There’s also the ongoing monitoring, tracking, and communication of issues/requests to consider. And boy is there a lot to consider here, probably as much as with the previous six bullets combined:
The last bullet above leads us nicely into another area, and probably the biggest area, of operational and management weakness when using email for the management of IT support – insight and reporting.
With an email system you can probably manually count things such as the number of emails received or closed in a month, and split them between incidents and service requests. You might also be able to attribute them to individuals to ascertain personal “throughputs” (although I’d be worried about people playing the system and quickly jumping on the easiest of issues while avoiding those that take time).
As mentioned earlier, the information or data held within the email system is unstructured and thus difficult to analyze and report on. So accessing insights into: incident and request volume peaks and troughs, average handling times for each incident type, achievement of SLAs, the costs of IT support by category, incident trends for problem management, business unit to business unit comparisons, and other metrics – is either impossible to get or a highly manual and time-consuming activity.

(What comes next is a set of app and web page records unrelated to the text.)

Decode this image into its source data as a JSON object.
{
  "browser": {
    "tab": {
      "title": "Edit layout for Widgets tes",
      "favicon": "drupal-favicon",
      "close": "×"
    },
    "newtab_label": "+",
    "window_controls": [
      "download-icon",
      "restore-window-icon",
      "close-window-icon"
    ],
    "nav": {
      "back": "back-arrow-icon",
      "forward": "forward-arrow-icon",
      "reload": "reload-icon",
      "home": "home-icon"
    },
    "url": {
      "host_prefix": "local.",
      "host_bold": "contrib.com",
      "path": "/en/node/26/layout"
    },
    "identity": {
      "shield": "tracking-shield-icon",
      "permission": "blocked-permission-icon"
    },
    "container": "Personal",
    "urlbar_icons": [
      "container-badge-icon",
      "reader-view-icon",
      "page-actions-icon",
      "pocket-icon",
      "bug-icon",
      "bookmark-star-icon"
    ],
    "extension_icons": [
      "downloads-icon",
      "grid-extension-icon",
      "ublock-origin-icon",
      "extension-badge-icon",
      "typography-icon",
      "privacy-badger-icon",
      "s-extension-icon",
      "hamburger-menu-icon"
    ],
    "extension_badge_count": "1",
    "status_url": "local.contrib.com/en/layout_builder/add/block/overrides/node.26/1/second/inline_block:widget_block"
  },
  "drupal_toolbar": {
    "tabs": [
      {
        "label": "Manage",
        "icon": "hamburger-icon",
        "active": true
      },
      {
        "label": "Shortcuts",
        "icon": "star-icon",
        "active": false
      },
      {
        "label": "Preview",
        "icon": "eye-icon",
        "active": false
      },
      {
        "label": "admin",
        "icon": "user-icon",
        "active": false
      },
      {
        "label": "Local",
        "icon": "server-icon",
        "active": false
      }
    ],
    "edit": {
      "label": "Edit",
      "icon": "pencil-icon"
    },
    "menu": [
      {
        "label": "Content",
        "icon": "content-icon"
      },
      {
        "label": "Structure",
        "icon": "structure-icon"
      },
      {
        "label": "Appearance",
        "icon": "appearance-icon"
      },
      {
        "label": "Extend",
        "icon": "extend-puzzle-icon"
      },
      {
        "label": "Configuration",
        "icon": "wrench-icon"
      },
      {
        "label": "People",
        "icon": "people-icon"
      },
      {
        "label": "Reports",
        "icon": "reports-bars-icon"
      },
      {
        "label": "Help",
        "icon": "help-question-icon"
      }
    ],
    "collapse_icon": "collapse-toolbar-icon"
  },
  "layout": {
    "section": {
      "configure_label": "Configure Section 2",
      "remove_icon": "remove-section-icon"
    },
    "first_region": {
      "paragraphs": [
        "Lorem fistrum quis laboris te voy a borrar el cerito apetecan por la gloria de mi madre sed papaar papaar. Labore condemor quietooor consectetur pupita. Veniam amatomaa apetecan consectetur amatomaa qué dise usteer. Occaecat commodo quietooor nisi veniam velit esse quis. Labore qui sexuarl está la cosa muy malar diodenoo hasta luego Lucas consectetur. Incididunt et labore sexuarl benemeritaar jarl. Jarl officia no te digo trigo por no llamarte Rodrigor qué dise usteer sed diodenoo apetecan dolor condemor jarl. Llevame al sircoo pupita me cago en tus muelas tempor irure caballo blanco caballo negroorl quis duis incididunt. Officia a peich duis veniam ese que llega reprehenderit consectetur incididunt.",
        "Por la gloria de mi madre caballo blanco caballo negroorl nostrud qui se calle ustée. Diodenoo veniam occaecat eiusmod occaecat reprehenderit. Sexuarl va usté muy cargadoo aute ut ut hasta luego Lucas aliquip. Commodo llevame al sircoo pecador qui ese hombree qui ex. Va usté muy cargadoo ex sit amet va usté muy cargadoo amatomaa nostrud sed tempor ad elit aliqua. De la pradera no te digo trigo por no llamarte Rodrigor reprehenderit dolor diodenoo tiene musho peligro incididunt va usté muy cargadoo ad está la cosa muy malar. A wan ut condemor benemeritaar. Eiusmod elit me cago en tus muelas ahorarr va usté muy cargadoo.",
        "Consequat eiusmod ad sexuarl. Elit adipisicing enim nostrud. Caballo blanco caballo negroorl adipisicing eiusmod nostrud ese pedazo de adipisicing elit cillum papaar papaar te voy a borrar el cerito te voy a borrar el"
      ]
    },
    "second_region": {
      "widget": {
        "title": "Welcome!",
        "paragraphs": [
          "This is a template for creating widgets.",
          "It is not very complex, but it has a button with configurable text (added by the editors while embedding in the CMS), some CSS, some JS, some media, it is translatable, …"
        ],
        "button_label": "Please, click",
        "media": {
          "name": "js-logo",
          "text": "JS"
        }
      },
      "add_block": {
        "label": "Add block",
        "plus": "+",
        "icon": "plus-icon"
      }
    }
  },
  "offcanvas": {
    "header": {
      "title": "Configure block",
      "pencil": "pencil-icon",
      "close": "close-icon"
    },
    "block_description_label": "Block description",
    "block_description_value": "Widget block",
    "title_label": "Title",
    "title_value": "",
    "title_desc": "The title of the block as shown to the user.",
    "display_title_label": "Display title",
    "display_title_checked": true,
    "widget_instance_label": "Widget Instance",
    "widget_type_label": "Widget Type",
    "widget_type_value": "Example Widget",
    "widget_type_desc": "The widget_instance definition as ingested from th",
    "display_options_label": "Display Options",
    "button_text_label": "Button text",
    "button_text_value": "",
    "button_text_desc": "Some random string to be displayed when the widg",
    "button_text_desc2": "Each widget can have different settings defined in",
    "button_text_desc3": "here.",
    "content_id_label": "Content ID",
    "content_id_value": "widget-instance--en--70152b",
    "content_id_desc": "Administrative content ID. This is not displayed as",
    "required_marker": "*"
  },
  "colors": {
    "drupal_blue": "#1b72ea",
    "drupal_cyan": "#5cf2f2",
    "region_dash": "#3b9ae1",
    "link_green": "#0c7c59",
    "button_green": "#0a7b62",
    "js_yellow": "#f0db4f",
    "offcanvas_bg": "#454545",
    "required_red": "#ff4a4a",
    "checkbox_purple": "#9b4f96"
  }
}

Plus of course the email system will not have a modern reporting capability nor dashboards, nor any form of ability to slice and dice data to identify patterns or other insights such as business intelligence.
How does your IT organization manage problems (if they do at all) and changes? Do your monitoring or event management systems integrate with your email system? Can your email system launch automation capabilities to solve issues? I could go on but this blog is already long enough, many would say too long.
My point is merely that using an email system for IT support is really only scratching the surface of support capabilities and missing others espoused by industry best practice such as the ITIL IT service management (ITSM) best practice framework.
So if you’ve read this blog and still think that you can use the corporate email system for IT support, adding to it to get around all of the issues raised, then I’ll pose you one last question – “Would you build your own HR or CRM system?” Unless your answer is oddly “yes” then surely you should be applying the same “buy, not build” logic to invest in fit-for-purpose technology for IT support that’s optimized to business needs (and reliable), maximizes people efficiency through workflow and automation, delivers a better quality service to end users, and provides greater insight into operational performance and improvement opportunities.